In the listing below, find each line with the string "icon" and return it.

==== Material for this exercise

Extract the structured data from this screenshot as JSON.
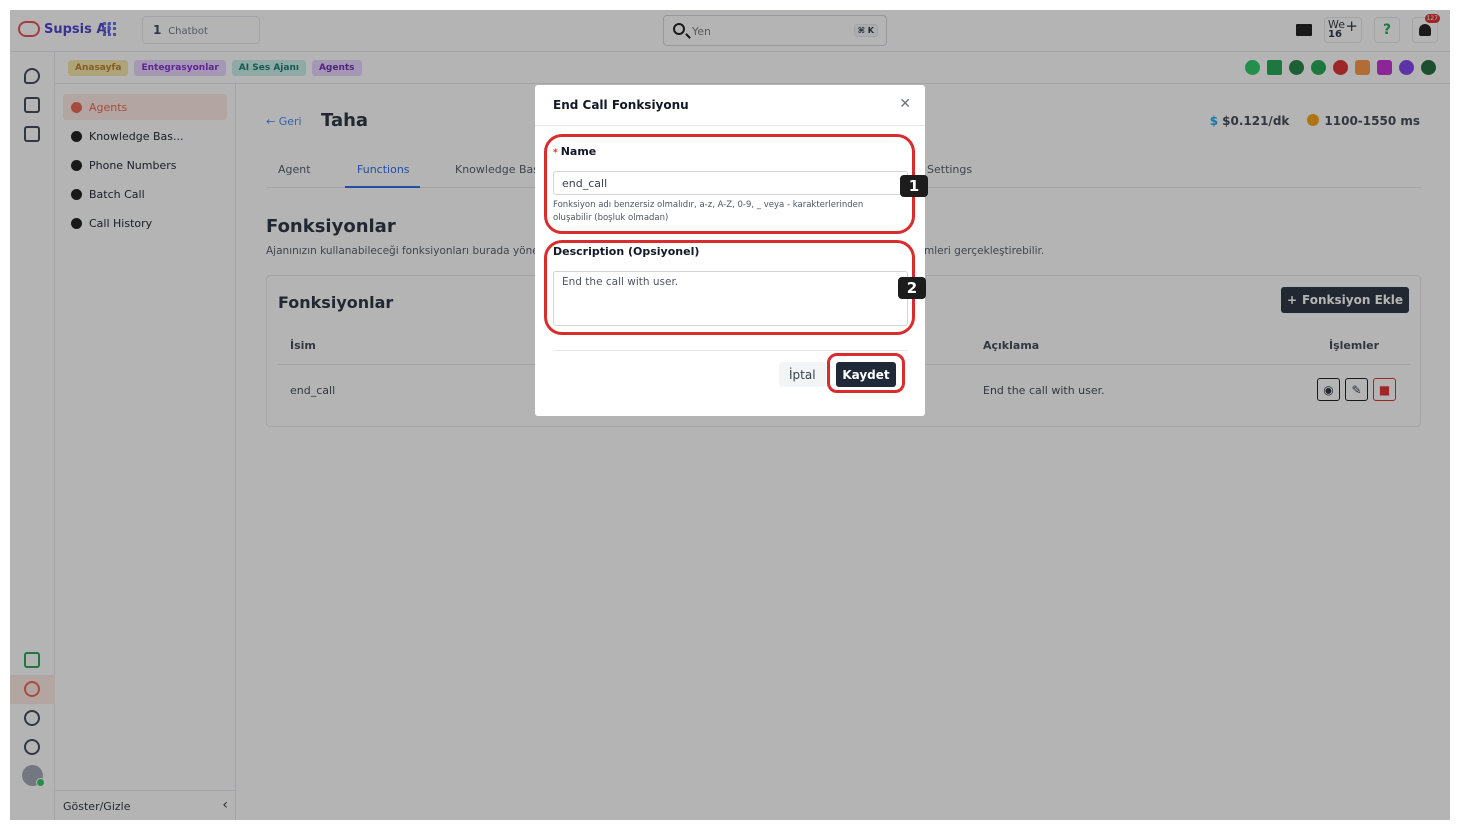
{
  "topbar": {
    "brand": "Supsis Ai",
    "chatbot_count": "1",
    "chatbot_label": "Chatbot",
    "search_placeholder": "Yen",
    "search_shortcut": "⌘ K",
    "user_initials": "We",
    "user_number": "16",
    "notification_count": "127"
  },
  "breadcrumbs": [
    {
      "label": "Anasayfa",
      "color": "#f6e7a6",
      "text_color": "#b7791f"
    },
    {
      "label": "Entegrasyonlar",
      "color": "#e9d5ff",
      "text_color": "#7e22ce"
    },
    {
      "label": "AI Ses Ajanı",
      "color": "#c7f0e9",
      "text_color": "#0f766e"
    },
    {
      "label": "Agents",
      "color": "#e9d5ff",
      "text_color": "#6b21a8"
    }
  ],
  "sidebar": {
    "items": [
      {
        "label": "Agents",
        "icon": "agent-icon"
      },
      {
        "label": "Knowledge Bas...",
        "icon": "bulb-icon"
      },
      {
        "label": "Phone Numbers",
        "icon": "phone-icon"
      },
      {
        "label": "Batch Call",
        "icon": "phone-icon"
      },
      {
        "label": "Call History",
        "icon": "history-icon"
      }
    ],
    "footer_label": "Göster/Gizle"
  },
  "main": {
    "back_label": "Geri",
    "title": "Taha",
    "price": "$0.121/dk",
    "latency": "1100-1550 ms",
    "tabs": [
      "Agent",
      "Functions",
      "Knowledge Bas",
      "Settings"
    ],
    "section_title": "Fonksiyonlar",
    "section_desc_left": "Ajanınızın kullanabileceği fonksiyonları burada yöne",
    "section_desc_right": "mleri gerçekleştirebilir.",
    "card_title": "Fonksiyonlar",
    "add_button": "Fonksiyon Ekle",
    "columns": [
      "İsim",
      "Açıklama",
      "İşlemler"
    ],
    "rows": [
      {
        "name": "end_call",
        "description": "End the call with user."
      }
    ]
  },
  "modal": {
    "title": "End Call Fonksiyonu",
    "name_label": "Name",
    "name_value": "end_call",
    "name_hint": "Fonksiyon adı benzersiz olmalıdır, a-z, A-Z, 0-9, _ veya - karakterlerinden oluşabilir (boşluk olmadan)",
    "description_label": "Description (Opsiyonel)",
    "description_value": "End the call with user.",
    "cancel_label": "İptal",
    "save_label": "Kaydet"
  },
  "annotations": {
    "marker_1": "1",
    "marker_2": "2",
    "color": "#d92d2d"
  }
}
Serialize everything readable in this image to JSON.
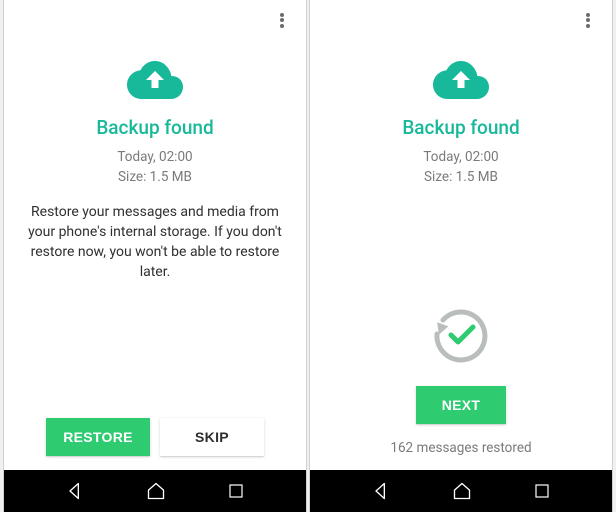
{
  "colors": {
    "accent": "#18b89a",
    "primaryBtn": "#2ecb71"
  },
  "left": {
    "title": "Backup found",
    "time": "Today, 02:00",
    "size": "Size: 1.5 MB",
    "body": "Restore your messages and media from your phone's internal storage. If you don't restore now, you won't be able to restore later.",
    "restore": "RESTORE",
    "skip": "SKIP"
  },
  "right": {
    "title": "Backup found",
    "time": "Today, 02:00",
    "size": "Size: 1.5 MB",
    "next": "NEXT",
    "status": "162 messages restored"
  }
}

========

» **Answer to this exercise**:
        "icon": "agent-icon"
        "icon": "bulb-icon"
        "icon": "phone-icon"
        "icon": "phone-icon"
        "icon": "history-icon"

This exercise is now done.